  • Formulario 1095-COfrecimiento y Cobertura de Seguro Médico Provista por el Empleador (en inglés). Ciertos empleadores envían este formulario a ciertos empleados, con información acerca del tipo de cobertura ofrecida.

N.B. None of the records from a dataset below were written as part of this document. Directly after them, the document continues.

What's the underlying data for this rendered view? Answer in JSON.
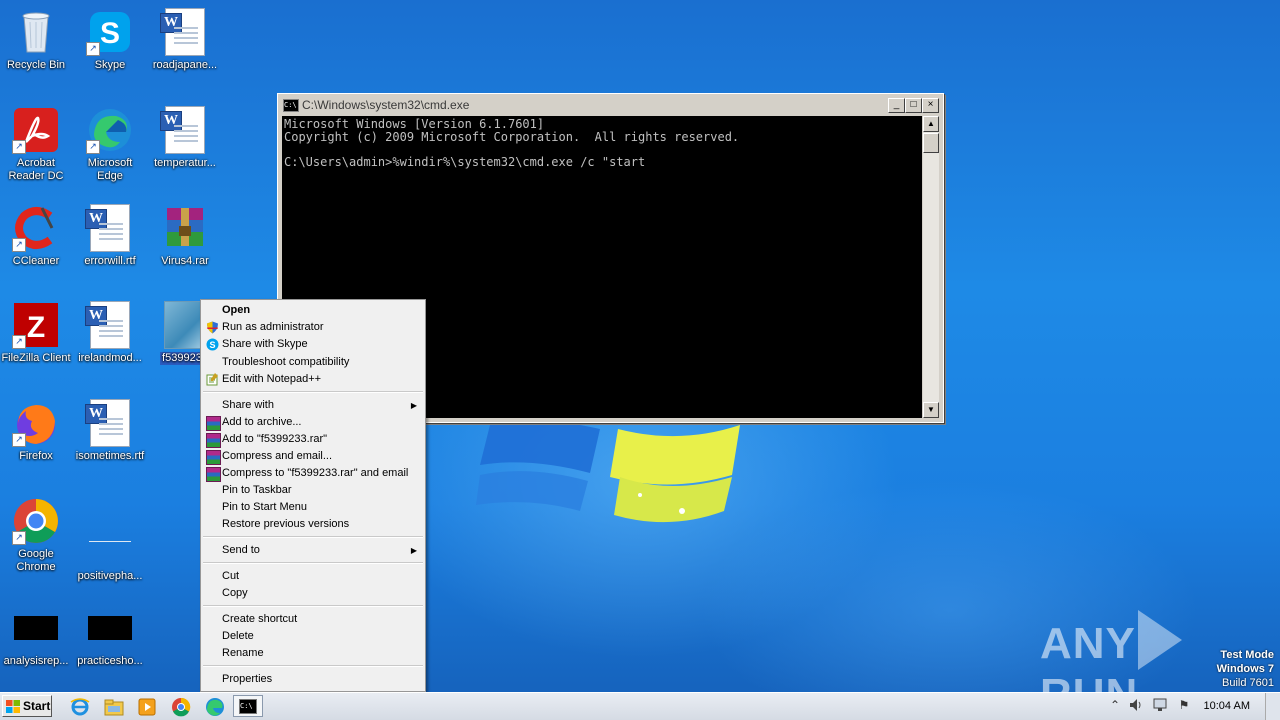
{
  "desktop_icons": [
    {
      "id": "recycle-bin",
      "label": "Recycle Bin"
    },
    {
      "id": "skype",
      "label": "Skype"
    },
    {
      "id": "roadjapanese",
      "label": "roadjapane..."
    },
    {
      "id": "acrobat",
      "label": "Acrobat Reader DC"
    },
    {
      "id": "edge",
      "label": "Microsoft Edge"
    },
    {
      "id": "temperature",
      "label": "temperatur..."
    },
    {
      "id": "ccleaner",
      "label": "CCleaner"
    },
    {
      "id": "errorwill",
      "label": "errorwill.rtf"
    },
    {
      "id": "virus4",
      "label": "Virus4.rar"
    },
    {
      "id": "filezilla",
      "label": "FileZilla Client"
    },
    {
      "id": "irelandmod",
      "label": "irelandmod..."
    },
    {
      "id": "f5399233",
      "label": "f5399233"
    },
    {
      "id": "firefox",
      "label": "Firefox"
    },
    {
      "id": "isometimes",
      "label": "isometimes.rtf"
    },
    {
      "id": "chrome",
      "label": "Google Chrome"
    },
    {
      "id": "positivepha",
      "label": "positivepha..."
    },
    {
      "id": "analysisrep",
      "label": "analysisrep..."
    },
    {
      "id": "practicesho",
      "label": "practicesho..."
    }
  ],
  "cmd_window": {
    "title": "C:\\Windows\\system32\\cmd.exe",
    "icon_text": "C:\\",
    "buttons": {
      "minimize": "_",
      "maximize": "□",
      "close": "×"
    },
    "console_text": "Microsoft Windows [Version 6.1.7601]\nCopyright (c) 2009 Microsoft Corporation.  All rights reserved.\n\nC:\\Users\\admin>%windir%\\system32\\cmd.exe /c \"start"
  },
  "context_menu": {
    "items": [
      {
        "label": "Open",
        "bold": true,
        "icon": ""
      },
      {
        "label": "Run as administrator",
        "icon": "uac-shield-icon"
      },
      {
        "label": "Share with Skype",
        "icon": "skype-icon"
      },
      {
        "label": "Troubleshoot compatibility",
        "icon": ""
      },
      {
        "label": "Edit with Notepad++",
        "icon": "notepadpp-icon"
      },
      {
        "label": "Share with",
        "submenu": true
      },
      {
        "label": "Add to archive...",
        "icon": "winrar-icon"
      },
      {
        "label": "Add to \"f5399233.rar\"",
        "icon": "winrar-icon"
      },
      {
        "label": "Compress and email...",
        "icon": "winrar-icon"
      },
      {
        "label": "Compress to \"f5399233.rar\" and email",
        "icon": "winrar-icon"
      },
      {
        "label": "Pin to Taskbar"
      },
      {
        "label": "Pin to Start Menu"
      },
      {
        "label": "Restore previous versions"
      },
      {
        "label": "Send to",
        "submenu": true
      },
      {
        "label": "Cut"
      },
      {
        "label": "Copy"
      },
      {
        "label": "Create shortcut"
      },
      {
        "label": "Delete"
      },
      {
        "label": "Rename"
      },
      {
        "label": "Properties"
      }
    ],
    "submenu_arrow": "▶"
  },
  "taskbar": {
    "start_label": "Start",
    "pinned": [
      "ie-icon",
      "explorer-icon",
      "media-player-icon",
      "chrome-icon",
      "edge-icon",
      "cmd-icon"
    ],
    "cmd_icon_text": "C:\\",
    "tray": {
      "expand": "⌃",
      "flag": "⚑"
    },
    "clock": "10:04 AM"
  },
  "watermark": {
    "left": "ANY",
    "right": "RUN"
  },
  "test_mode": {
    "line1": "Test Mode",
    "line2": "Windows 7",
    "line3": "Build 7601"
  },
  "colors": {
    "desktop_blue": "#1b7fe0",
    "menu_bg": "#f0f0f0",
    "console_bg": "#000000",
    "console_fg": "#c0c0c0",
    "selection": "#2a5bbf"
  }
}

Los empleadores que ofrecen cobertura médica denominada como “cobertura auto asegurado” envían este formulario a individuos cubiertos con información acerca de quién estuvo cubierto y cuándo.

 

2. ¿Cuándo recibiré estos formularios tributarios de cuidado médico? 

Para el año tributario de 2016 la fecha límite para el Mercado proveer el Formulario 1095-A es el 31 de enero de 2017.  La fecha límite para las aseguradoras, otros proveedores de cobertura y ciertos empleadores proveer los formularios 1095-B y 1095-C se extendió hasta el 2 de marzo de 2017.

 

3. ¿Debo esperar a recibir estos formularios para presentar?

Si usted espera recibir un formulario 1095-A, debe esperar a recibirlo para presentar su declaración de impuestos de 2016.  Sin embargo, no es necesario esperar por los formularios 1095-B o 1095-C para presentar.

Puede que algunos contribuyentes no reciban un formulario 1095-B o 1095-C para el momento en que estén preparados para presentar su declaración de impuestos de 2016. Mientras que la información que aparece en estos formularios puede ayudarle a preparar la declaración, no son necesarios.

Tal y como el año anterior, los contribuyentes pueden preparar y presentar su declaración con otra información disponible acerca de su cobertura médica. Usted no debe incluir ninguno de estos formularios en su declaración de impuestos.